He said that he and his brother realized their family history was different from those of their classmates.

“We were talking about family vacations, and the teacher asked, ‘Did you see your aunts, uncles, cousins?’ I was thinking: What is that? I didn’t understand. What is a cousin exactly? I never knew my grandparents. Never had any aunts or uncles or cousins. My family was my mother and father and brother.”

Holocaust survivors Morris and Tema Bauer were married for nearly half a century.

Holocaust survivors Morris and Tema Bauer were married for nearly half a century.

Provided

“Mama Tema” would kvell over her three grandchildren and seven great-grandchildren, attending every birthday party, bar and bat mitzvah, graduation, recital, sports event and wedding.

Services for Mrs. Bauer have been held.

“When I was a young boy, my father said to me, ‘Someday, you’re going to be a famous doctor,’ ” Jerry Bauer said.

Then, he would turn to his other son Michael and say, “And you’re going to be a famous lawyer.”

Michael Bauer became a lawyer and political fundraiser who helped elect LGBTQ candidates including Mayor Lori Lightfoot before his death in 2019 from melanoma.

“We did what we could,” Jerry Bauer said, “to make them happy and proud of us.”

Tema Bauer (center front, wearing purple jacket) surrounded by her family at her 100th birthday celebration.
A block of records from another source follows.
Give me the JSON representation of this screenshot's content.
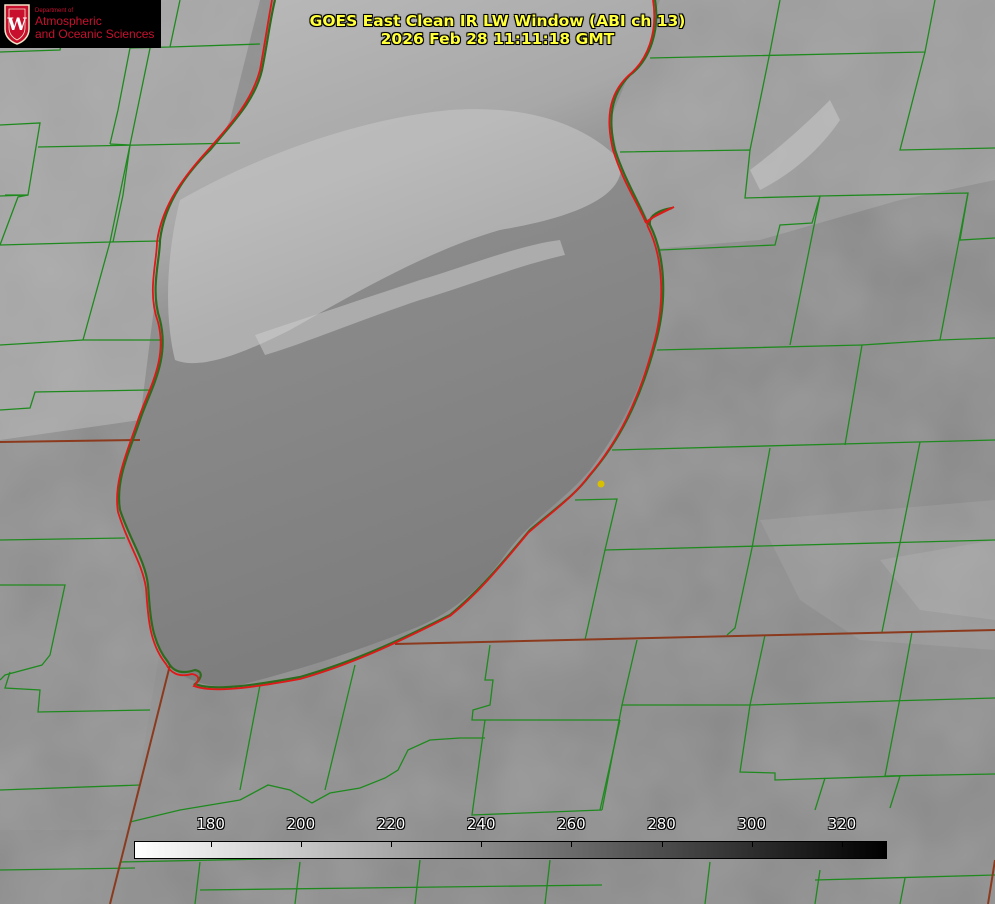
{
  "header": {
    "title_line1": "GOES East Clean IR LW Window (ABI ch 13)",
    "title_line2": "2026 Feb 28 11:11:18 GMT"
  },
  "logo": {
    "department": "Department of",
    "line1": "Atmospheric",
    "line2": "and Oceanic Sciences",
    "crest_letter": "W"
  },
  "colorbar": {
    "ticks": [
      "180",
      "200",
      "220",
      "240",
      "260",
      "280",
      "300",
      "320"
    ],
    "tick_values": [
      180,
      200,
      220,
      240,
      260,
      280,
      300,
      320
    ],
    "range": [
      163,
      330
    ],
    "gradient_colors": [
      "#ffffff",
      "#000000"
    ]
  },
  "map": {
    "overlay_colors": {
      "county_lines": "#1e8a1e",
      "state_lines": "#8b3a1e",
      "lake_shore_highlight": "#e01818",
      "point_marker": "#d8c000"
    }
  }
}
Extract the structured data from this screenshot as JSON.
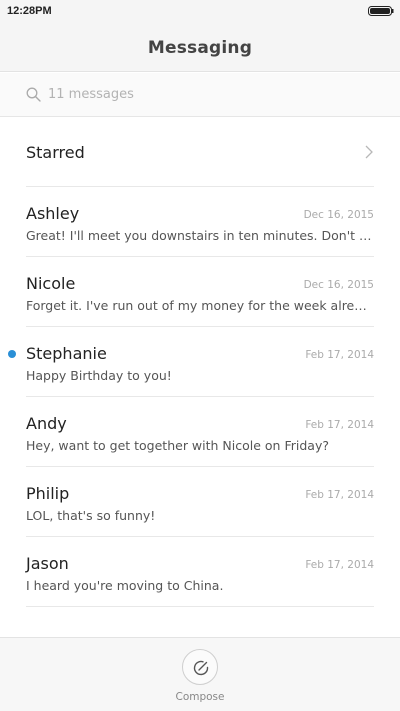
{
  "status_bar": {
    "time": "12:28PM"
  },
  "header": {
    "title": "Messaging"
  },
  "search": {
    "placeholder": "11 messages"
  },
  "starred": {
    "label": "Starred"
  },
  "conversations": [
    {
      "name": "Ashley",
      "date": "Dec 16, 2015",
      "preview": "Great! I'll meet you downstairs in ten minutes. Don't forget",
      "unread": false
    },
    {
      "name": "Nicole",
      "date": "Dec 16, 2015",
      "preview": "Forget it. I've run out of my money for the week already.",
      "unread": false
    },
    {
      "name": "Stephanie",
      "date": "Feb 17, 2014",
      "preview": "Happy Birthday to you!",
      "unread": true
    },
    {
      "name": "Andy",
      "date": "Feb 17, 2014",
      "preview": "Hey, want to get together with Nicole on Friday?",
      "unread": false
    },
    {
      "name": "Philip",
      "date": "Feb 17, 2014",
      "preview": "LOL, that's so funny!",
      "unread": false
    },
    {
      "name": "Jason",
      "date": "Feb 17, 2014",
      "preview": "I heard you're moving to China.",
      "unread": false
    }
  ],
  "bottom_bar": {
    "compose_label": "Compose"
  },
  "colors": {
    "unread_dot": "#2a8fd6",
    "header_bg": "#f5f5f5"
  }
}
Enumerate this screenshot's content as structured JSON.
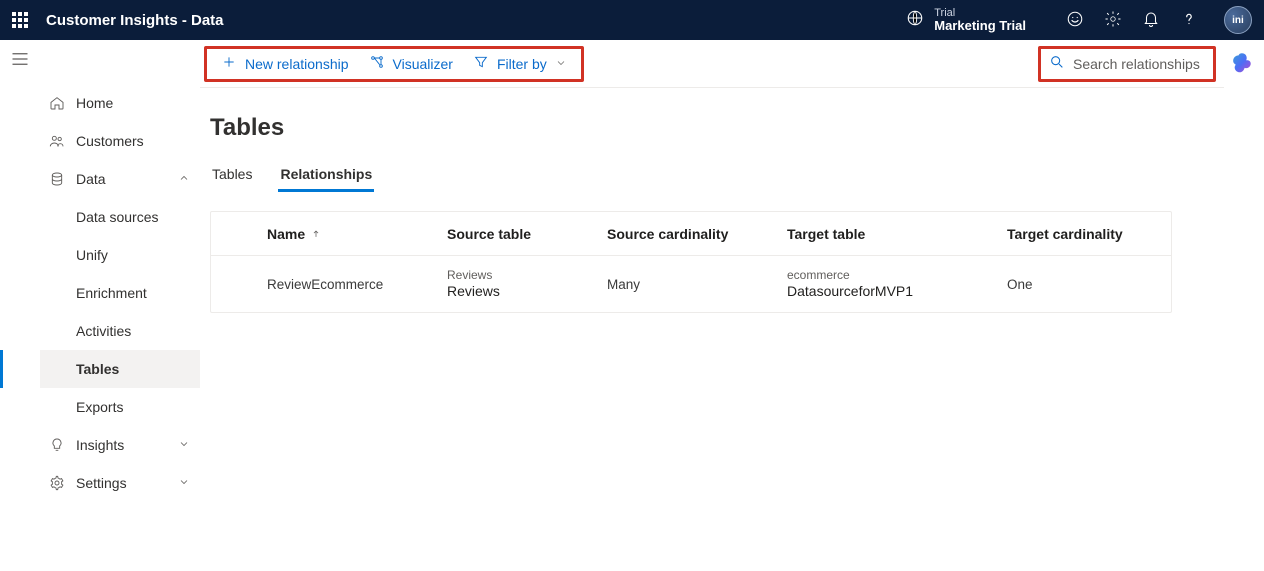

Her son Jerry Bauer is seated to her left ,and son Michael is in the center of the back row.

Tema Bauer (center front, wearing purple jacket) surrounded by her family at her 100th birthday celebration. Her son Jerry Bauer is seated to her left, and son Michael is in the center of the back row.

Provided

The Latest
Lucas Giolito worked out of trouble early and finished strong over six innings of one-run ball Wednesday, exiting with a 2.63 ERA.
Ross said he took issue with the umpires not meeting to discuss whether Reds reliever Hunter Strickland had intentionally hit Cubs slugger Patrick Wisdom in the ninth inning.
After Monty’s unexpected death on Montrose Beach May 13 — and Rose’s unexpected absence — volunteers and piping plover fans came together to honor the couple’s memory.
Tart cherries are a natural source of melatonin, the sleep-promoting hormone. After eating tart cherries, melatonin levels rise significantly in test subjects which often contributes to improved sleep.